**What is being asked:** Copy each line below exactly.

**Supplied records:**
§

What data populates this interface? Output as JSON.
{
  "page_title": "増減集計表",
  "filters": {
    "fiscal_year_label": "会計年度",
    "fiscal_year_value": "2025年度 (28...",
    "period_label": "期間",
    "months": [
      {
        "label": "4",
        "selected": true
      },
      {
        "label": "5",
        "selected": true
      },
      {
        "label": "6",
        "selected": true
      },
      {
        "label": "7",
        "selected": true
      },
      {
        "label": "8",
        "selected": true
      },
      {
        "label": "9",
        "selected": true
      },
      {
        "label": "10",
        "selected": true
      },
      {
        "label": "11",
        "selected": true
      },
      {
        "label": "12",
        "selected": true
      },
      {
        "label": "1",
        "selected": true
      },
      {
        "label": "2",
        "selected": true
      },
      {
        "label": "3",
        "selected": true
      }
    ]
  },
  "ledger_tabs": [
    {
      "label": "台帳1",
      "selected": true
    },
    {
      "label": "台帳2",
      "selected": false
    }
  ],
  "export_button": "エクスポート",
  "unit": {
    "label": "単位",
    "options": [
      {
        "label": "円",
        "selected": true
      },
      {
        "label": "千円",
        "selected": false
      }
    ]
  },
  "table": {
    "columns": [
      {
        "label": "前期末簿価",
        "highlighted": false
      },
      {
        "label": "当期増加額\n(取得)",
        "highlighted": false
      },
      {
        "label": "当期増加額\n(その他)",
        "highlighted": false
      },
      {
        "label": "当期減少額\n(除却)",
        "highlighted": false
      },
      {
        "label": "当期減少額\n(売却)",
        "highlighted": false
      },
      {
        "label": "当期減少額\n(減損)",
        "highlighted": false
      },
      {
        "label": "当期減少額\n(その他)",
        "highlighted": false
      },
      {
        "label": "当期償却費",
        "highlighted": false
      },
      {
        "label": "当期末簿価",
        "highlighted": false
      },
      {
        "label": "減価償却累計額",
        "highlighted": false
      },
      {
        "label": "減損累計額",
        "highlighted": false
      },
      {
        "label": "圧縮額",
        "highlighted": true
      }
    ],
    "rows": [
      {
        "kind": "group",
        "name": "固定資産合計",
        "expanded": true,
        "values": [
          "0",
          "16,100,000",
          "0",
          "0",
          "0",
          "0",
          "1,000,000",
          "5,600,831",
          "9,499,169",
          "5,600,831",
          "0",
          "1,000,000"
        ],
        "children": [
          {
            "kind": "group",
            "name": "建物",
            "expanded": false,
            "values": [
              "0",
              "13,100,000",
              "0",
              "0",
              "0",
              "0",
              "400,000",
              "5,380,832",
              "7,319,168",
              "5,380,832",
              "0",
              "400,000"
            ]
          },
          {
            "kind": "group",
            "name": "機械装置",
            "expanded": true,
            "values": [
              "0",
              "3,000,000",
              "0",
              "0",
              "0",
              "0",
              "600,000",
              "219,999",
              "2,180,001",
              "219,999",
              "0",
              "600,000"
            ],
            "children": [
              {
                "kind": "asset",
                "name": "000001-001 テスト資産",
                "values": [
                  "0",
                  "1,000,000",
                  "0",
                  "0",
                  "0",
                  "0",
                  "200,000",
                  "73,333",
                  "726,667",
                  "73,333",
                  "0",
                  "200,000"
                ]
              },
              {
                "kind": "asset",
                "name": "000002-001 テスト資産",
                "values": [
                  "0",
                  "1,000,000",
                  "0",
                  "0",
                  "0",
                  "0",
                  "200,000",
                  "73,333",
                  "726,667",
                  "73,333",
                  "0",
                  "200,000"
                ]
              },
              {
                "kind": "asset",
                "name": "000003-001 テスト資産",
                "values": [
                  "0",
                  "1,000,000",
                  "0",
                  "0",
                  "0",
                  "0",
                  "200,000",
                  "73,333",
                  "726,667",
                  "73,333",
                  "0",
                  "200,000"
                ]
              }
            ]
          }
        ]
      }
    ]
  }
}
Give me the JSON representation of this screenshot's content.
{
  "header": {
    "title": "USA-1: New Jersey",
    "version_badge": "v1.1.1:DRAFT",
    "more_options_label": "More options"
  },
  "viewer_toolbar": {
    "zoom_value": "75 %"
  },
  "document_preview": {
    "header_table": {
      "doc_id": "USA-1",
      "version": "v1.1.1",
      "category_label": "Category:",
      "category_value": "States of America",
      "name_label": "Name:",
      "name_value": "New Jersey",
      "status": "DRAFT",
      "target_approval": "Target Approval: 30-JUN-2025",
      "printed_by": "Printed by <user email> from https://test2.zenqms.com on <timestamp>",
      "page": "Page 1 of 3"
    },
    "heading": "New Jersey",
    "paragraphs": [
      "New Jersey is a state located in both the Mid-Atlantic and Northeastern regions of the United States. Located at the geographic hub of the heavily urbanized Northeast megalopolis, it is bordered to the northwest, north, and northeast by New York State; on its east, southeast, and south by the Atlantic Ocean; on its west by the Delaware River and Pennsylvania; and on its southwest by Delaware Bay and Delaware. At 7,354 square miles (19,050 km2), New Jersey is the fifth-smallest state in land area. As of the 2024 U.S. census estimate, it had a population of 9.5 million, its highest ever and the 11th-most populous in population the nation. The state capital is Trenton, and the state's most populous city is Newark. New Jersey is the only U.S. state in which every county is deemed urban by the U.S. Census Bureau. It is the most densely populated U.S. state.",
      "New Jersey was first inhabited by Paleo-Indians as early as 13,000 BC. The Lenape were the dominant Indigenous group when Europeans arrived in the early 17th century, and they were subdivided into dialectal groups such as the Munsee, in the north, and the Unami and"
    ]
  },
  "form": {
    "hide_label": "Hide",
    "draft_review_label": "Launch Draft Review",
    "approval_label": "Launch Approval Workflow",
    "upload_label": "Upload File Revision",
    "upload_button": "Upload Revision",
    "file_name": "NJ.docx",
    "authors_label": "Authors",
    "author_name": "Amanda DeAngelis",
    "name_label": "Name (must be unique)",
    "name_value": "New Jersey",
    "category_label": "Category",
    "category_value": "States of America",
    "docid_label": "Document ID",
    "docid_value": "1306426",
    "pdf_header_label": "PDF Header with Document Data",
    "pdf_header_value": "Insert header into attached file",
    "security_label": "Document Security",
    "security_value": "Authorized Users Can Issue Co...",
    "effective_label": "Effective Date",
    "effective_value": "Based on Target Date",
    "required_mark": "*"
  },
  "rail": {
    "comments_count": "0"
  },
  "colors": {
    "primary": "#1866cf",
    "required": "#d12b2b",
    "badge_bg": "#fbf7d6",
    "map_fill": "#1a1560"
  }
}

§

**Worked solution:**
What data populates this interface? Output as JSON.
{
  "page_title": "増減集計表",
  "filters": {
    "fiscal_year_label": "会計年度",
    "fiscal_year_value": "2025年度 (28...",
    "period_label": "期間",
    "months": [
      {
        "label": "4",
        "selected": true
      },
      {
        "label": "5",
        "selected": true
      },
      {
        "label": "6",
        "selected": true
      },
      {
        "label": "7",
        "selected": true
      },
      {
        "label": "8",
        "selected": true
      },
      {
        "label": "9",
        "selected": true
      },
      {
        "label": "10",
        "selected": true
      },
      {
        "label": "11",
        "selected": true
      },
      {
        "label": "12",
        "selected": true
      },
      {
        "label": "1",
        "selected": true
      },
      {
        "label": "2",
        "selected": true
      },
      {
        "label": "3",
        "selected": true
      }
    ]
  },
  "ledger_tabs": [
    {
      "label": "台帳1",
      "selected": true
    },
    {
      "label": "台帳2",
      "selected": false
    }
  ],
  "export_button": "エクスポート",
  "unit": {
    "label": "単位",
    "options": [
      {
        "label": "円",
        "selected": true
      },
      {
        "label": "千円",
        "selected": false
      }
    ]
  },
  "table": {
    "columns": [
      {
        "label": "前期末簿価",
        "highlighted": false
      },
      {
        "label": "当期増加額\n(取得)",
        "highlighted": false
      },
      {
        "label": "当期増加額\n(その他)",
        "highlighted": false
      },
      {
        "label": "当期減少額\n(除却)",
        "highlighted": false
      },
      {
        "label": "当期減少額\n(売却)",
        "highlighted": false
      },
      {
        "label": "当期減少額\n(減損)",
        "highlighted": false
      },
      {
        "label": "当期減少額\n(その他)",
        "highlighted": false
      },
      {
        "label": "当期償却費",
        "highlighted": false
      },
      {
        "label": "当期末簿価",
        "highlighted": false
      },
      {
        "label": "減価償却累計額",
        "highlighted": false
      },
      {
        "label": "減損累計額",
        "highlighted": false
      },
      {
        "label": "圧縮額",
        "highlighted": true
      }
    ],
    "rows": [
      {
        "kind": "group",
        "name": "固定資産合計",
        "expanded": true,
        "values": [
          "0",
          "16,100,000",
          "0",
          "0",
          "0",
          "0",
          "1,000,000",
          "5,600,831",
          "9,499,169",
          "5,600,831",
          "0",
          "1,000,000"
        ],
        "children": [
          {
            "kind": "group",
            "name": "建物",
            "expanded": false,
            "values": [
              "0",
              "13,100,000",
              "0",
              "0",
              "0",
              "0",
              "400,000",
              "5,380,832",
              "7,319,168",
              "5,380,832",
              "0",
              "400,000"
            ]
          },
          {
            "kind": "group",
            "name": "機械装置",
            "expanded": true,
            "values": [
              "0",
              "3,000,000",
              "0",
              "0",
              "0",
              "0",
              "600,000",
              "219,999",
              "2,180,001",
              "219,999",
              "0",
              "600,000"
            ],
            "children": [
              {
                "kind": "asset",
                "name": "000001-001 テスト資産",
                "values": [
                  "0",
                  "1,000,000",
                  "0",
                  "0",
                  "0",
                  "0",
                  "200,000",
                  "73,333",
                  "726,667",
                  "73,333",
                  "0",
                  "200,000"
                ]
              },
              {
                "kind": "asset",
                "name": "000002-001 テスト資産",
                "values": [
                  "0",
                  "1,000,000",
                  "0",
                  "0",
                  "0",
                  "0",
                  "200,000",
                  "73,333",
                  "726,667",
                  "73,333",
                  "0",
                  "200,000"
                ]
              },
              {
                "kind": "asset",
                "name": "000003-001 テスト資産",
                "values": [
                  "0",
                  "1,000,000",
                  "0",
                  "0",
                  "0",
                  "0",
                  "200,000",
                  "73,333",
                  "726,667",
                  "73,333",
                  "0",
                  "200,000"
                ]
              }
            ]
          }
        ]
      }
    ]
  }
}
Give me the JSON representation of this screenshot's content.
{
  "header": {
    "title": "USA-1: New Jersey",
    "version_badge": "v1.1.1:DRAFT",
    "more_options_label": "More options"
  },
  "viewer_toolbar": {
    "zoom_value": "75 %"
  },
  "document_preview": {
    "header_table": {
      "doc_id": "USA-1",
      "version": "v1.1.1",
      "category_label": "Category:",
      "category_value": "States of America",
      "name_label": "Name:",
      "name_value": "New Jersey",
      "status": "DRAFT",
      "target_approval": "Target Approval: 30-JUN-2025",
      "printed_by": "Printed by <user email> from https://test2.zenqms.com on <timestamp>",
      "page": "Page 1 of 3"
    },
    "heading": "New Jersey",
    "paragraphs": [
      "New Jersey is a state located in both the Mid-Atlantic and Northeastern regions of the United States. Located at the geographic hub of the heavily urbanized Northeast megalopolis, it is bordered to the northwest, north, and northeast by New York State; on its east, southeast, and south by the Atlantic Ocean; on its west by the Delaware River and Pennsylvania; and on its southwest by Delaware Bay and Delaware. At 7,354 square miles (19,050 km2), New Jersey is the fifth-smallest state in land area. As of the 2024 U.S. census estimate, it had a population of 9.5 million, its highest ever and the 11th-most populous in population the nation. The state capital is Trenton, and the state's most populous city is Newark. New Jersey is the only U.S. state in which every county is deemed urban by the U.S. Census Bureau. It is the most densely populated U.S. state.",
      "New Jersey was first inhabited by Paleo-Indians as early as 13,000 BC. The Lenape were the dominant Indigenous group when Europeans arrived in the early 17th century, and they were subdivided into dialectal groups such as the Munsee, in the north, and the Unami and"
    ]
  },
  "form": {
    "hide_label": "Hide",
    "draft_review_label": "Launch Draft Review",
    "approval_label": "Launch Approval Workflow",
    "upload_label": "Upload File Revision",
    "upload_button": "Upload Revision",
    "file_name": "NJ.docx",
    "authors_label": "Authors",
    "author_name": "Amanda DeAngelis",
    "name_label": "Name (must be unique)",
    "name_value": "New Jersey",
    "category_label": "Category",
    "category_value": "States of America",
    "docid_label": "Document ID",
    "docid_value": "1306426",
    "pdf_header_label": "PDF Header with Document Data",
    "pdf_header_value": "Insert header into attached file",
    "security_label": "Document Security",
    "security_value": "Authorized Users Can Issue Co...",
    "effective_label": "Effective Date",
    "effective_value": "Based on Target Date",
    "required_mark": "*"
  },
  "rail": {
    "comments_count": "0"
  },
  "colors": {
    "primary": "#1866cf",
    "required": "#d12b2b",
    "badge_bg": "#fbf7d6",
    "map_fill": "#1a1560"
  }
}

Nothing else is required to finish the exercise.